Clown school in Sedan provides an education in laughter
Six weeks after her husband died of lung cancer, retired school nurse Pat McClenahan wasn't sure how she would make it through life without him.
She was looking to find some way to bring laughter and bright colors back to her life.
"My motto for this year, to keep up my spirits, has been 'Life is not about waiting for the storm to pass, but dancing in the rain,'" said McClenahan, of Uniontown. "So I've decided to come to Clown School."
She was among about 20 students, ages 11 to 89, who participated recently in the second annual Emmett Kelly Sr. Memorial Clown School of Performing Arts in Sedan. The small southeast Kansas town is the birthplace of International Clown Hall of Famer Emmett Kelly Sr. and home of the Emmett Kelly Museum.
The school offers classes in a variety of clowning arts, including juggling, makeup and skit production. Instructors are professional working clowns and included Jim Howle, a former Ringling Brothers clown and a member of the International Clown Hall of Fame. Clown school students also had the opportunity to participate in the 2008 Largest Clown Gathering Parade - an attempt to set a Guinness World Record.
"We came close - we had 49," museum board member Ed Henderson said, laughing. "Something like 850 is the record. But we're trying."
Despite a lower-than-hoped-for enrollment, student clowns and instructors wore big smiles on their faces and big shoes on their feet.
In Room 2 at the Sedan High School, instructor Bruce "Boo Boo" Long, Bartlesville, Okla., offers tips on entertaining at birthday parties.
He's wearing a costume of red, yellow and blue with white-face makeup and a red nose. Before inflating a balloon, he stretches it taut. He releases one end, and it snaps back at his hand. "Aaah-haha! That hurt," exclaims Boo Boo.
His infectious laugh resembles both a panicked scream and a shrill giggle. He shows class members how to block a door with clown shoes so that when you open the door toward you, it looks as if it whacks your head. "Aaah-haha!"
"There's no such thing as a natural clown," Long admits. "You have to work at it."
The culmination of clown school is a Saturday parade.

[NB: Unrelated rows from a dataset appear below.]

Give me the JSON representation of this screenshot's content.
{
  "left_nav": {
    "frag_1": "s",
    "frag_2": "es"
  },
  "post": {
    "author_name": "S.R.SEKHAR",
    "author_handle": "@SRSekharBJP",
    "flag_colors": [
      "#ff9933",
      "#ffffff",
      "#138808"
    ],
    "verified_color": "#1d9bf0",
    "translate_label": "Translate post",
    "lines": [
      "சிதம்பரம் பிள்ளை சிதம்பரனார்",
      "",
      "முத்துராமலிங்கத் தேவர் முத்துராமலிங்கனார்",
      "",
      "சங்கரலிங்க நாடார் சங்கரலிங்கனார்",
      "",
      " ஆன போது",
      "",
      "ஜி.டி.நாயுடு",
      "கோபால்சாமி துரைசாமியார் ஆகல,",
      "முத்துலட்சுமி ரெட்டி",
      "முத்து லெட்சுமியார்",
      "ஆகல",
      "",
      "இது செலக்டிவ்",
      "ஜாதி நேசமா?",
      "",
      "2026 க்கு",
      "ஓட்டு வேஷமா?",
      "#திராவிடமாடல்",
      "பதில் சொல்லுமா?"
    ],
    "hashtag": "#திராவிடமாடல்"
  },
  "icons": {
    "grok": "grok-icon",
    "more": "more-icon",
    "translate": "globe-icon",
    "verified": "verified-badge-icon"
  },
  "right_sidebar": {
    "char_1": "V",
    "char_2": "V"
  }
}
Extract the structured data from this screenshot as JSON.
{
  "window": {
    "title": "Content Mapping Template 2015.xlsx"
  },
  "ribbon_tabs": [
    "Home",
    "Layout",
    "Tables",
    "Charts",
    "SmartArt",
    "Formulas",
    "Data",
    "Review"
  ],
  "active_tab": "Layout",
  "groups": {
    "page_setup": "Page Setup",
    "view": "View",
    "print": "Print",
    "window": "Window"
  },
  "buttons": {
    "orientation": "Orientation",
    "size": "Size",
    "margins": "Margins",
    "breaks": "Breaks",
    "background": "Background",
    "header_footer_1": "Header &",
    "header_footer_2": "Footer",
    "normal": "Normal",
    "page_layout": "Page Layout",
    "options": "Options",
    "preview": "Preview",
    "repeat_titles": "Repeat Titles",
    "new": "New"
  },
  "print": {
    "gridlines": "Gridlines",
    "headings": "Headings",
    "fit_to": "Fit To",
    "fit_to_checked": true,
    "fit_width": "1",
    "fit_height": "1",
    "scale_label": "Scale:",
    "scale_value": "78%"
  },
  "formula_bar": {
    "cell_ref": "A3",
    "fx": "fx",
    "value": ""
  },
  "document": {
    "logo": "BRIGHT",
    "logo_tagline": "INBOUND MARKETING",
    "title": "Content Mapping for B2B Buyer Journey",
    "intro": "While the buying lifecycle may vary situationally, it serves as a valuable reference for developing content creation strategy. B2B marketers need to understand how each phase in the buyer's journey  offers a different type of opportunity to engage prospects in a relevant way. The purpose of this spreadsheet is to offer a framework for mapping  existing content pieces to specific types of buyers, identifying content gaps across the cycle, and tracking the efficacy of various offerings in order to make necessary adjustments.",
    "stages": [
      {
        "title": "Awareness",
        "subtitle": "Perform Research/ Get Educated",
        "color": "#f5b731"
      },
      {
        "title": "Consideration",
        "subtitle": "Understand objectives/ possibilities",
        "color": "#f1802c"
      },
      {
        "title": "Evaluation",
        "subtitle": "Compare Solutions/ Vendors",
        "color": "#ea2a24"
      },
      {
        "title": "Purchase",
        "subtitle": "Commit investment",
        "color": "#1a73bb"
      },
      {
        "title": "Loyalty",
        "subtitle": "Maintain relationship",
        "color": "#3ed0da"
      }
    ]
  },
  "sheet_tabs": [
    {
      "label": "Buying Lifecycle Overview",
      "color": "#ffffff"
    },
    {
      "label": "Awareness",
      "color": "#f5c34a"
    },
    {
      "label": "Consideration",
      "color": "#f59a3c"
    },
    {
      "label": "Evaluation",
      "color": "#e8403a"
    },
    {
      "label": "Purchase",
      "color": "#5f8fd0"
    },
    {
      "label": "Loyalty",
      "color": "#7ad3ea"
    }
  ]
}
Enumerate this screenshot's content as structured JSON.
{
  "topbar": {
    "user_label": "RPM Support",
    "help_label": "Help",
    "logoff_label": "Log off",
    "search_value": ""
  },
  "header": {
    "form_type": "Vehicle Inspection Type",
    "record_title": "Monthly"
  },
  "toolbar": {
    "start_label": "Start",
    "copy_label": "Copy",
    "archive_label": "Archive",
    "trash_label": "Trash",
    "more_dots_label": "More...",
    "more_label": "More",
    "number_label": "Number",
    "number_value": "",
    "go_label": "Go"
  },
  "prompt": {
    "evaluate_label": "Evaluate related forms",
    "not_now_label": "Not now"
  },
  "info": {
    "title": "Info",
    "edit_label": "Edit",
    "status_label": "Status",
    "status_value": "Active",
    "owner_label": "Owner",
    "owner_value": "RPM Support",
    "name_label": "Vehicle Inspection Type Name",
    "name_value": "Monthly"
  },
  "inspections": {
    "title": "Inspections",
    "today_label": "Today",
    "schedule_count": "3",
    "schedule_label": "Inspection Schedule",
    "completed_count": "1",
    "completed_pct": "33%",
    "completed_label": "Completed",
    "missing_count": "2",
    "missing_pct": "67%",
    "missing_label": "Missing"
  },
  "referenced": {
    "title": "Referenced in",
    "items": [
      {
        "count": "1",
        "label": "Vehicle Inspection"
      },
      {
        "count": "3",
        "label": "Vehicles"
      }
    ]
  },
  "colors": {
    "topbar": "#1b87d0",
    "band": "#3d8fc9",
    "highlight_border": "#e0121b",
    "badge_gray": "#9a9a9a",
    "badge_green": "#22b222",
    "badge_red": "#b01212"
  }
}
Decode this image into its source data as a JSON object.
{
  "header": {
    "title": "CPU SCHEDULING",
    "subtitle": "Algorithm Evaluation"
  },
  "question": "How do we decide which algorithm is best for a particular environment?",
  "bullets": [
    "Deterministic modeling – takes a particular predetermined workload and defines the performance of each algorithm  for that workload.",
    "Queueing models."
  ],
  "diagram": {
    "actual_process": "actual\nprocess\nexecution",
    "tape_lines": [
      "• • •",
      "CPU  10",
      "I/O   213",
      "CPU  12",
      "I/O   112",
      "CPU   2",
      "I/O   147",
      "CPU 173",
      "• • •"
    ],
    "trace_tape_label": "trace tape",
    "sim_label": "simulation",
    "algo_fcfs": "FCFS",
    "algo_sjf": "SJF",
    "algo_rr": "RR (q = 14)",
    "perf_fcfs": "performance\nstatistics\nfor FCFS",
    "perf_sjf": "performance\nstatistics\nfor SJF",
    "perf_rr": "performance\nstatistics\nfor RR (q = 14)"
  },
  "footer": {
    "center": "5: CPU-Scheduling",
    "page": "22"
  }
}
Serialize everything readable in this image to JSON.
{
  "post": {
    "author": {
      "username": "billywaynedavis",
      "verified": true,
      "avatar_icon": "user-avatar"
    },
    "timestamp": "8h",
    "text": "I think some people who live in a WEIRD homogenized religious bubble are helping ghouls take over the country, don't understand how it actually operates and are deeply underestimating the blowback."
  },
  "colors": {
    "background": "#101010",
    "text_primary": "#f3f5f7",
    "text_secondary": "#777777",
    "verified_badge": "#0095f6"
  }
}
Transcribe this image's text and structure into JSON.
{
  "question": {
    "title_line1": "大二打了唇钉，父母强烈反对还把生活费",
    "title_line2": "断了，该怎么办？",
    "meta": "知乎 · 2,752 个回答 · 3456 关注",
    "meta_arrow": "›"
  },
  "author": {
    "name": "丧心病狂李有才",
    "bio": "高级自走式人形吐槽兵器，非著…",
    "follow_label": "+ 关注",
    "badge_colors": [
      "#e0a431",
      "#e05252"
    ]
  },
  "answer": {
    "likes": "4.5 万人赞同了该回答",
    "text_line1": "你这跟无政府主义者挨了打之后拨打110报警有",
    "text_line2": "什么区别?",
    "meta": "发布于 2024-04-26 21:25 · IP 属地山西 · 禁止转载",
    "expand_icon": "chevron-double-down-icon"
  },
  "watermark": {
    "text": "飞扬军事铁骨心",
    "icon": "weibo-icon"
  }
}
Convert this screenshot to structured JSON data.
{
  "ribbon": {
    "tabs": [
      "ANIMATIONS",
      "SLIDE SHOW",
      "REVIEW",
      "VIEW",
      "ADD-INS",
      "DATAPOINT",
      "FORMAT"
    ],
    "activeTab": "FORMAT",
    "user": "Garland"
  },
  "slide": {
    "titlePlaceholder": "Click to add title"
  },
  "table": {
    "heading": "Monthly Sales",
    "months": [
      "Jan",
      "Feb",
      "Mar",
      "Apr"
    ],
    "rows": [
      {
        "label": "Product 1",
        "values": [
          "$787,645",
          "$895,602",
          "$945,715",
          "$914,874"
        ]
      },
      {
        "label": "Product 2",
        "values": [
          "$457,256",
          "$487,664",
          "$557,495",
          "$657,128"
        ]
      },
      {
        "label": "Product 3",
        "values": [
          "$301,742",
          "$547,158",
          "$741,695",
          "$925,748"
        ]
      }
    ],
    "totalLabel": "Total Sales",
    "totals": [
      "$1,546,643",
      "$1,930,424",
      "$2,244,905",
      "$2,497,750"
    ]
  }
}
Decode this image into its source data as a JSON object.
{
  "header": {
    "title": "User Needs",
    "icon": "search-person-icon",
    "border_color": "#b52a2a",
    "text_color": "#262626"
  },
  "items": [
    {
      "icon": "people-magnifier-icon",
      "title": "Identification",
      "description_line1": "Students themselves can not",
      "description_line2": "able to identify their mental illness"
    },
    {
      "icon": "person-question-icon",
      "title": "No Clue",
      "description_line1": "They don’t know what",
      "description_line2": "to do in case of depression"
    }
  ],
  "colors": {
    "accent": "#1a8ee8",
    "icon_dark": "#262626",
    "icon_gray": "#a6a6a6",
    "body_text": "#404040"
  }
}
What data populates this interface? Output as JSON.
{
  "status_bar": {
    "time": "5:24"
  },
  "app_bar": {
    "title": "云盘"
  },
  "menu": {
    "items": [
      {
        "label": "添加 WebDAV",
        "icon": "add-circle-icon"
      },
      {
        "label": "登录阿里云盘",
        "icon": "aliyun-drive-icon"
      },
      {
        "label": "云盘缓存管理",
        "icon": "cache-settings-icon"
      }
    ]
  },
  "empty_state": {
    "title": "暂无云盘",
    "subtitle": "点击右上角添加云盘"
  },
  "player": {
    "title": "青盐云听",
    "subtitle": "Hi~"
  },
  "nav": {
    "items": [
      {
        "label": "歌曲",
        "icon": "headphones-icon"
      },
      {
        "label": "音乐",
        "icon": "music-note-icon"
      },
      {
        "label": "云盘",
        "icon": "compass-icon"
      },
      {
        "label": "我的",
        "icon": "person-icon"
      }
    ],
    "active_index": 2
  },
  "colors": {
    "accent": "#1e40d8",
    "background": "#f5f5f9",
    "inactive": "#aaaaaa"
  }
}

It's hard to tell instructors from students. Everyone is wearing costumes and makeup. A calliope wagon starts up its music and leads the clowns into downtown Sedan. Jon Pult, New Orleans, plays a ukulele for the crowd and approaches horses in the parade asking, "Why the long face?"
Instructor Howle - in character as "Hobo Jim" - carries a small rug and broom. When he spots trash, he throws his rug down and sweeps the litter underneath. Then he picks up his rug and walks away.
Since graduating from clown school, Susan Gregg and Denise VH Simmons, both of Arkansas City, have experienced the joy of providing laughter to others as well as delighting in their own clown characters. As part of an International Clown Week event on Saturday, Gregg, as "Birdie the Clown" will join the Wichita Ringleaders Clown Club and perform at a Wichita senior center.
Simmons, 82, a Kansas University alum, wore her makeup and costume to the Presbyterian Manor in Arkansas City to visit her mother. She ended up sitting with several other older residents.
"How thrilled they were to have that smiling, happy clown come in," Simmons said.